> _Try it_: Exactly as written, output each record given below.

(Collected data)
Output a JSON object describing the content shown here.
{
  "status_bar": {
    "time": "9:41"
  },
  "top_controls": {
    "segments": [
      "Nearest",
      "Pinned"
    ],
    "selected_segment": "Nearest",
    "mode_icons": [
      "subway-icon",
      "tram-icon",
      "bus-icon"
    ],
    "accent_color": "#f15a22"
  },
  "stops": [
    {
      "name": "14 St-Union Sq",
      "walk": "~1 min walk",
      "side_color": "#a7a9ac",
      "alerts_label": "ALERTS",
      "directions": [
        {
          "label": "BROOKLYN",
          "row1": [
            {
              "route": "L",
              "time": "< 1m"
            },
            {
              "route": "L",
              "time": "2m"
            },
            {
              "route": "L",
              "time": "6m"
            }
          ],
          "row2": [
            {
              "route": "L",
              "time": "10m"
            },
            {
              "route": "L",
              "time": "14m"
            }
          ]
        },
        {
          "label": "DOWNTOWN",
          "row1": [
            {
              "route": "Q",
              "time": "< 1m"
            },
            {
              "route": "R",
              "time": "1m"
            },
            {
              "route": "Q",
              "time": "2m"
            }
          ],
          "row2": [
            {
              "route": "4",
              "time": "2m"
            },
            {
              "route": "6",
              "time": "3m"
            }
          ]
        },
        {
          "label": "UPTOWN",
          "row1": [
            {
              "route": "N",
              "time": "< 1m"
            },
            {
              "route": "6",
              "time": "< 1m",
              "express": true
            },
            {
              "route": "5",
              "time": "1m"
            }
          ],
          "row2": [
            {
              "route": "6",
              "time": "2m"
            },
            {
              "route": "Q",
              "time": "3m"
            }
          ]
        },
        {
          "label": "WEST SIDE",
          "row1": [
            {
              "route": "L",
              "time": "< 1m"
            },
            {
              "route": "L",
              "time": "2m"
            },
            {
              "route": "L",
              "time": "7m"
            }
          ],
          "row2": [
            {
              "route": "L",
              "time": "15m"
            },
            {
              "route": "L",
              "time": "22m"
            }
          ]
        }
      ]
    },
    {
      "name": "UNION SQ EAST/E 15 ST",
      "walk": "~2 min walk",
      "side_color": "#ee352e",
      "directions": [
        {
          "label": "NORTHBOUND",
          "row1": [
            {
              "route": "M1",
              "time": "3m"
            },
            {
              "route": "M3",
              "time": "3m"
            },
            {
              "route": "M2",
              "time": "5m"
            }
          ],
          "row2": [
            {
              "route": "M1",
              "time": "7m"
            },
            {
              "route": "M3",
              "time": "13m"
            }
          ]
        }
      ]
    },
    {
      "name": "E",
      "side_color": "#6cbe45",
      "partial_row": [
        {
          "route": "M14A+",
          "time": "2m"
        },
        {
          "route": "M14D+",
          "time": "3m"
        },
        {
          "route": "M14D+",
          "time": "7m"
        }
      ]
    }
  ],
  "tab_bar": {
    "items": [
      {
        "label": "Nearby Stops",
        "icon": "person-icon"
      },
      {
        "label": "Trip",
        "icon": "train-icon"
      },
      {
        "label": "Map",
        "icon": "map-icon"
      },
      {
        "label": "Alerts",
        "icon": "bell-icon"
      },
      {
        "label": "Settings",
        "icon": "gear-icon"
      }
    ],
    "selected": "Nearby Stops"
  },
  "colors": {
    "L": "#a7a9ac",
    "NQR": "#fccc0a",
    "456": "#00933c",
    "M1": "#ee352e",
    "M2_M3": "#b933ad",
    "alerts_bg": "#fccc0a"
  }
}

> _Answer below_:
Output a JSON object describing the content shown here.
{
  "status_bar": {
    "time": "9:41"
  },
  "top_controls": {
    "segments": [
      "Nearest",
      "Pinned"
    ],
    "selected_segment": "Nearest",
    "mode_icons": [
      "subway-icon",
      "tram-icon",
      "bus-icon"
    ],
    "accent_color": "#f15a22"
  },
  "stops": [
    {
      "name": "14 St-Union Sq",
      "walk": "~1 min walk",
      "side_color": "#a7a9ac",
      "alerts_label": "ALERTS",
      "directions": [
        {
          "label": "BROOKLYN",
          "row1": [
            {
              "route": "L",
              "time": "< 1m"
            },
            {
              "route": "L",
              "time": "2m"
            },
            {
              "route": "L",
              "time": "6m"
            }
          ],
          "row2": [
            {
              "route": "L",
              "time": "10m"
            },
            {
              "route": "L",
              "time": "14m"
            }
          ]
        },
        {
          "label": "DOWNTOWN",
          "row1": [
            {
              "route": "Q",
              "time": "< 1m"
            },
            {
              "route": "R",
              "time": "1m"
            },
            {
              "route": "Q",
              "time": "2m"
            }
          ],
          "row2": [
            {
              "route": "4",
              "time": "2m"
            },
            {
              "route": "6",
              "time": "3m"
            }
          ]
        },
        {
          "label": "UPTOWN",
          "row1": [
            {
              "route": "N",
              "time": "< 1m"
            },
            {
              "route": "6",
              "time": "< 1m",
              "express": true
            },
            {
              "route": "5",
              "time": "1m"
            }
          ],
          "row2": [
            {
              "route": "6",
              "time": "2m"
            },
            {
              "route": "Q",
              "time": "3m"
            }
          ]
        },
        {
          "label": "WEST SIDE",
          "row1": [
            {
              "route": "L",
              "time": "< 1m"
            },
            {
              "route": "L",
              "time": "2m"
            },
            {
              "route": "L",
              "time": "7m"
            }
          ],
          "row2": [
            {
              "route": "L",
              "time": "15m"
            },
            {
              "route": "L",
              "time": "22m"
            }
          ]
        }
      ]
    },
    {
      "name": "UNION SQ EAST/E 15 ST",
      "walk": "~2 min walk",
      "side_color": "#ee352e",
      "directions": [
        {
          "label": "NORTHBOUND",
          "row1": [
            {
              "route": "M1",
              "time": "3m"
            },
            {
              "route": "M3",
              "time": "3m"
            },
            {
              "route": "M2",
              "time": "5m"
            }
          ],
          "row2": [
            {
              "route": "M1",
              "time": "7m"
            },
            {
              "route": "M3",
              "time": "13m"
            }
          ]
        }
      ]
    },
    {
      "name": "E",
      "side_color": "#6cbe45",
      "partial_row": [
        {
          "route": "M14A+",
          "time": "2m"
        },
        {
          "route": "M14D+",
          "time": "3m"
        },
        {
          "route": "M14D+",
          "time": "7m"
        }
      ]
    }
  ],
  "tab_bar": {
    "items": [
      {
        "label": "Nearby Stops",
        "icon": "person-icon"
      },
      {
        "label": "Trip",
        "icon": "train-icon"
      },
      {
        "label": "Map",
        "icon": "map-icon"
      },
      {
        "label": "Alerts",
        "icon": "bell-icon"
      },
      {
        "label": "Settings",
        "icon": "gear-icon"
      }
    ],
    "selected": "Nearby Stops"
  },
  "colors": {
    "L": "#a7a9ac",
    "NQR": "#fccc0a",
    "456": "#00933c",
    "M1": "#ee352e",
    "M2_M3": "#b933ad",
    "alerts_bg": "#fccc0a"
  }
}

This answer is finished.